Cancer is caused by cells that develop at an abnormal rate or for whatever reason refuse to die. Typically cancer cells multiply at a rate three to four times the rate of healthy cells. While some cancers can be directly linked to environmental factors, heredity, or other obvious risk factors, prostate cancer doesn’t seem to have these factors in common. While some scientists believe that diet, heritage, and race play a role in prostate cancer, they are certainly not determining factors. We know, for instance that smoking causes lung cancer, but smoking does not cause prostate cancer.


Risk factors for prostate cancer are limited, as prostate cancer doesn’t have any specific cause. However, the chances of getting prostate cancer after the age of 50 increase dramatically. There seems to be a link between immediate family members and prostate cancer, and African American men are more likely to contract the disease as well as perish from it. A high fat diet and obesity tends to increase the likelihood of contracting prostate cancer, as does having a previous sterility surgery such as a vasectomy. Men with prostate cancer also have higher than average levels of testosterone, which may be a risk factor or may be related to having the cancer.

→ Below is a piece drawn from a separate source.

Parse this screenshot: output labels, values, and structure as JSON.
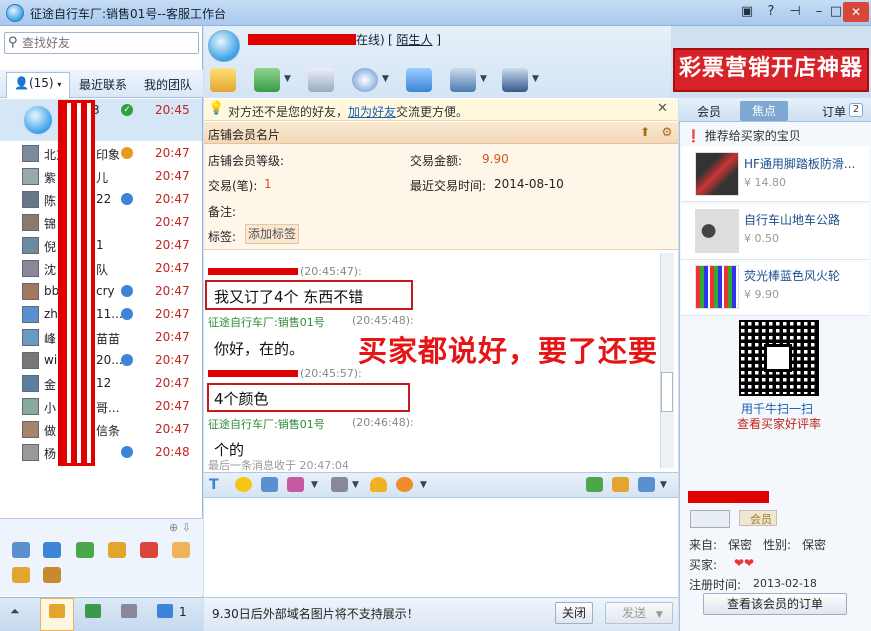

Men over the age of 45 should have an annual prostate examination since this is the key to early detection. Men with a family history of prostate cancer should begin their annual examinations earlier. Prostate exams include a rectal examination, as well as a prostate specific antigen blood test. If either of these two tests cause any type of concern, a physician will then order a transrectal ultrasound, which will used ultrasound waves to take a picture of the prostate via the rectum. A prostate biopsy can then determine if any abnormalities are cancerous.

In the event of malignant cells in the biopsy, it is important to determine if the cancer is centralized or if it has spread. Bone scans, CT scan, ultrasounds, MRIs, and a lymph node biopsy can help determine whether the cancer has spread and if so into what regions of the body.

There are 4 stages of cancer. Prostate cancer is staged by its severity, which also helps to determine a prognosis. Stage 1 means that there are no symptoms and the cancer is confined to the prostate. Stage 2 indicates that the cancer is presenting with symptoms but is confined to the prostate. Stage 3 means the cancer is in the early stages of spreading, and stage 4 indicates that the cancer has spread and is now attacking other organs.

Complications from prostate cancer may include erectile dysfunction, pain, urinary problems, incontinence, the spreading of the cancer, depression, and general illness. Treating prostate cancer can also lead to complications, such as a suppressed immune system.


Prostate cancer treatment options are likely to include radiation treatments, chemotherapy, and surgical options. Radiation and chemotherapy can also be used in conjunction with surgical options to be sure that the cancer has been terminated. In many cases, provided that the cancer has not spread, surgical removal of the prostate means that it is likely the cancer can be completely removed. Often following up with a round of chemotherapy and radiation are fail safe measures to ensure the cancer is gone.

While chemotherapy and radiation will make a patient feel ill and are likely to cause a certain amount of illness, they are still optimal options for treating prostate cancer. Prostate cancer victims typically prefer to have the cancer eliminated from their body as quickly as possible and then enter treatment for erectile dysfunction and incontinence issues.
  Member Comments

Medication commonly used for these disease:

drugs Prostate cancer drugs